**Task instructions:**
Each line of the listing where the string "ffffff" appears is to be identified and copied.
== Segment start ==
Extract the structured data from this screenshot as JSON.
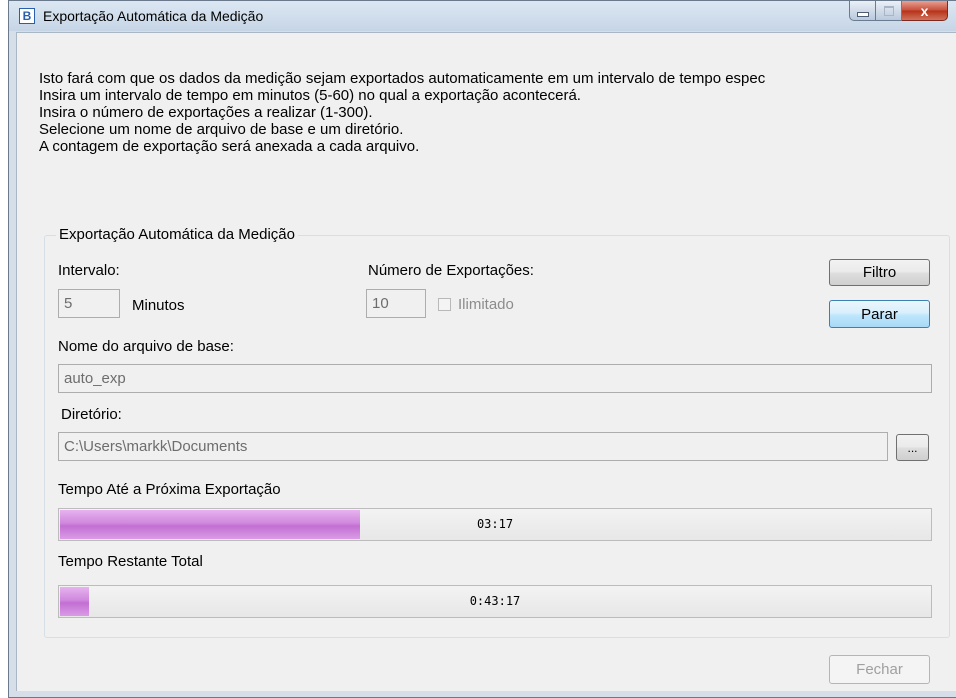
{
  "window": {
    "title": "Exportação Automática da Medição",
    "app_icon_glyph": "B",
    "close_glyph": "x"
  },
  "description": [
    "Isto fará com que os dados da medição sejam exportados automaticamente em um intervalo de tempo espec",
    "Insira um intervalo de tempo em minutos (5-60) no qual a exportação acontecerá.",
    "Insira o número de exportações a realizar (1-300).",
    "Selecione um nome de arquivo de base e um diretório.",
    "A contagem de exportação será anexada a cada arquivo."
  ],
  "group": {
    "title": "Exportação Automática da Medição",
    "interval_label": "Intervalo:",
    "interval_value": "5",
    "interval_unit": "Minutos",
    "exports_label": "Número de Exportações:",
    "exports_value": "10",
    "unlimited_label": "Ilimitado",
    "unlimited_checked": false,
    "filter_button": "Filtro",
    "stop_button": "Parar",
    "base_name_label": "Nome do arquivo de base:",
    "base_name_value": "auto_exp",
    "directory_label": "Diretório:",
    "directory_value": "C:\\Users\\markk\\Documents",
    "browse_button": "...",
    "next_export_label": "Tempo Até a Próxima Exportação",
    "next_export_time": "03:17",
    "next_export_progress": 0.345,
    "total_remaining_label": "Tempo Restante Total",
    "total_remaining_time": "0:43:17",
    "total_remaining_progress": 0.033
  },
  "close_button": "Fechar",
  "colors": {
    "progress_fill": "#c36fd3",
    "focus_border": "#3c7fb1",
    "close_red": "#c7503c"
  }
}
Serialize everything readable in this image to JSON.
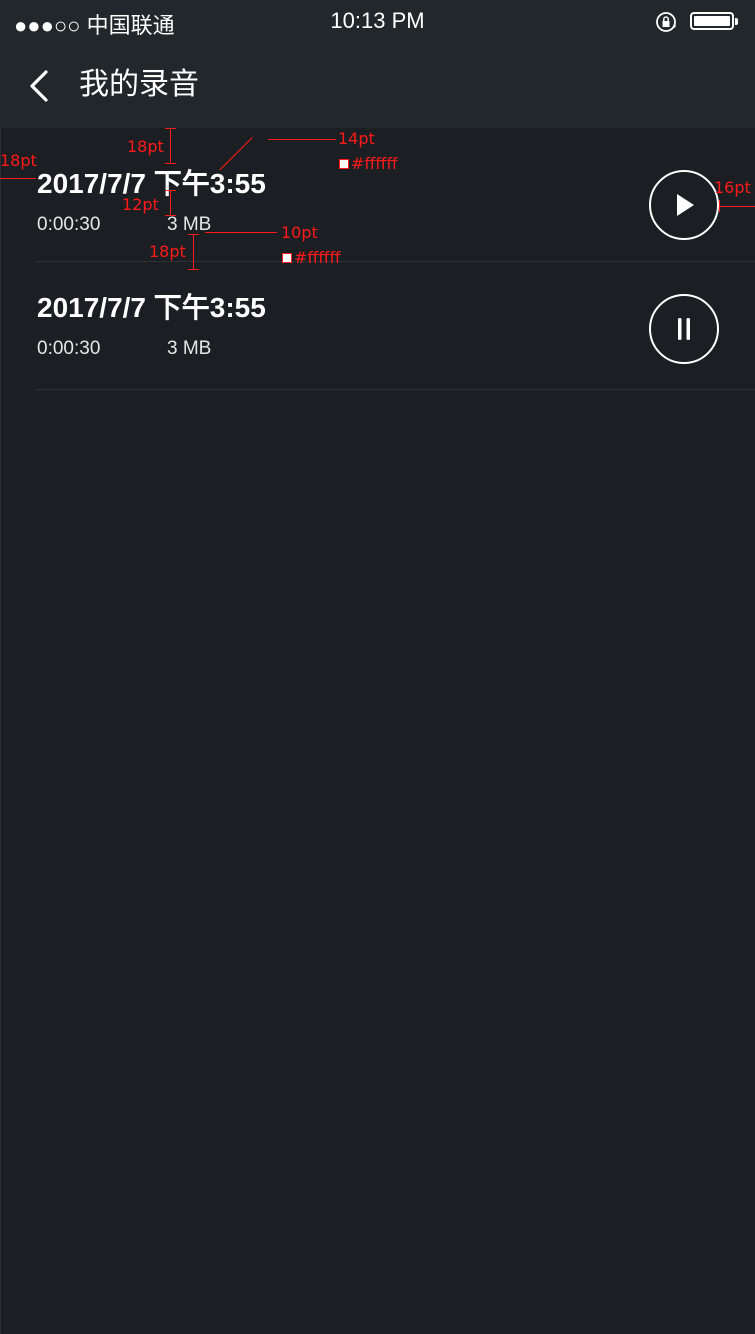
{
  "status_bar": {
    "signal": "●●●○○",
    "carrier": "中国联通",
    "time": "10:13 PM"
  },
  "nav": {
    "title": "我的录音"
  },
  "recordings": [
    {
      "title": "2017/7/7  下午3:55",
      "duration": "0:00:30",
      "size": "3 MB",
      "control": "play-icon"
    },
    {
      "title": "2017/7/7  下午3:55",
      "duration": "0:00:30",
      "size": "3 MB",
      "control": "pause-icon"
    }
  ],
  "annotations": {
    "left_margin": "18pt",
    "top_gap": "18pt",
    "title_font_size": "14pt",
    "title_color": "#ffffff",
    "title_meta_gap": "12pt",
    "meta_font_size": "10pt",
    "meta_color": "#ffffff",
    "bottom_gap": "18pt",
    "right_margin": "16pt"
  },
  "colors": {
    "background": "#1b1e22",
    "header": "#22272b",
    "annotation": "#ff1a1a",
    "text": "#ffffff"
  }
}
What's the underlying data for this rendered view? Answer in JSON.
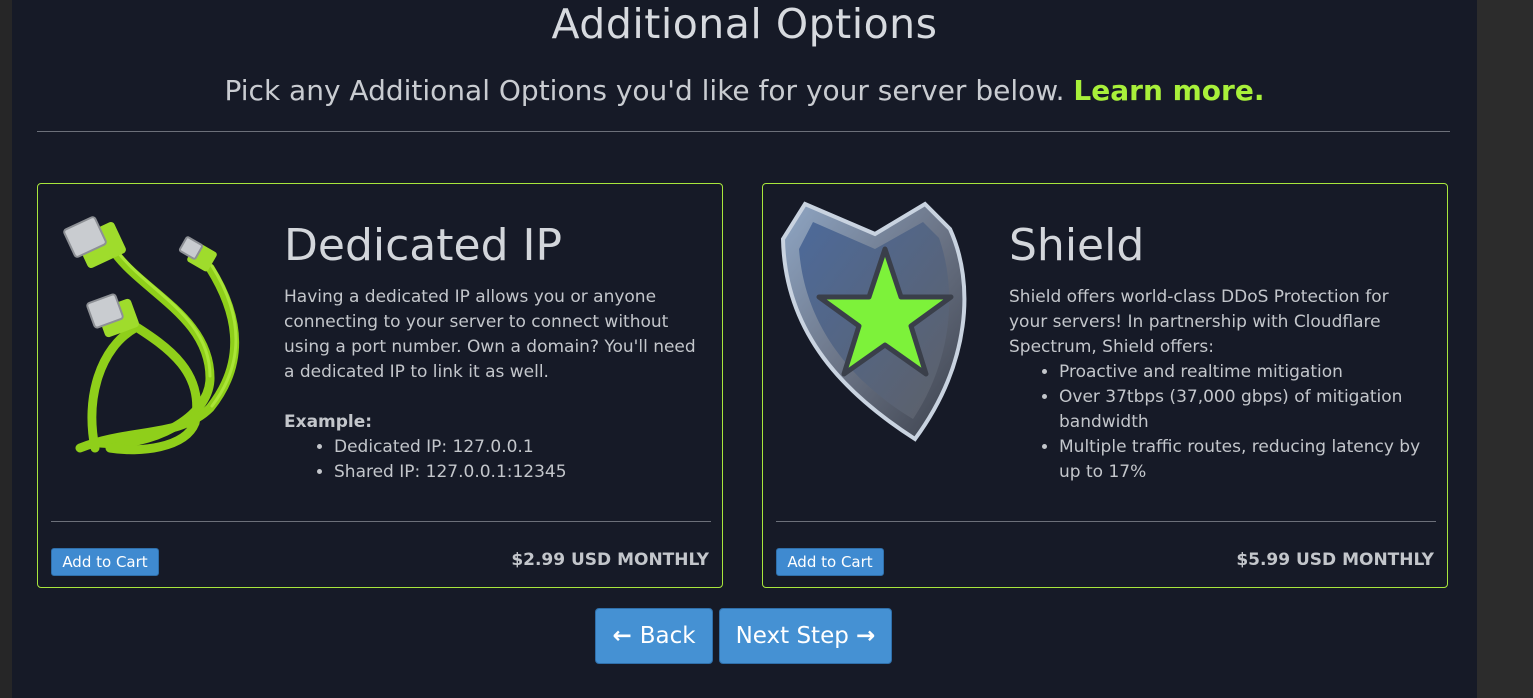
{
  "header": {
    "title": "Additional Options",
    "subtitle": "Pick any Additional Options you'd like for your server below.",
    "learn_more": "Learn more."
  },
  "options": [
    {
      "title": "Dedicated IP",
      "description": "Having a dedicated IP allows you or anyone connecting to your server to connect without using a port number. Own a domain? You'll need a dedicated IP to link it as well.",
      "example_label": "Example:",
      "bullets": [
        "Dedicated IP: 127.0.0.1",
        "Shared IP: 127.0.0.1:12345"
      ],
      "add_label": "Add to Cart",
      "price": "$2.99 USD MONTHLY",
      "image_icon": "ethernet-cable-icon"
    },
    {
      "title": "Shield",
      "description": "Shield offers world-class DDoS Protection for your servers! In partnership with Cloudflare Spectrum, Shield offers:",
      "bullets": [
        "Proactive and realtime mitigation",
        "Over 37tbps (37,000 gbps) of mitigation bandwidth",
        "Multiple traffic routes, reducing latency by up to 17%"
      ],
      "add_label": "Add to Cart",
      "price": "$5.99 USD MONTHLY",
      "image_icon": "shield-star-icon"
    }
  ],
  "nav": {
    "back_label": "Back",
    "next_label": "Next Step",
    "back_icon": "arrow-left-icon",
    "next_icon": "arrow-right-icon"
  },
  "colors": {
    "accent": "#a8f03a",
    "button": "#4591d3",
    "panel": "#161a27"
  }
}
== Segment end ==
**Solution to this exercise:**
    "title_color": "#ffffff",
    "meta_color": "#ffffff",
    "text": "#ffffff"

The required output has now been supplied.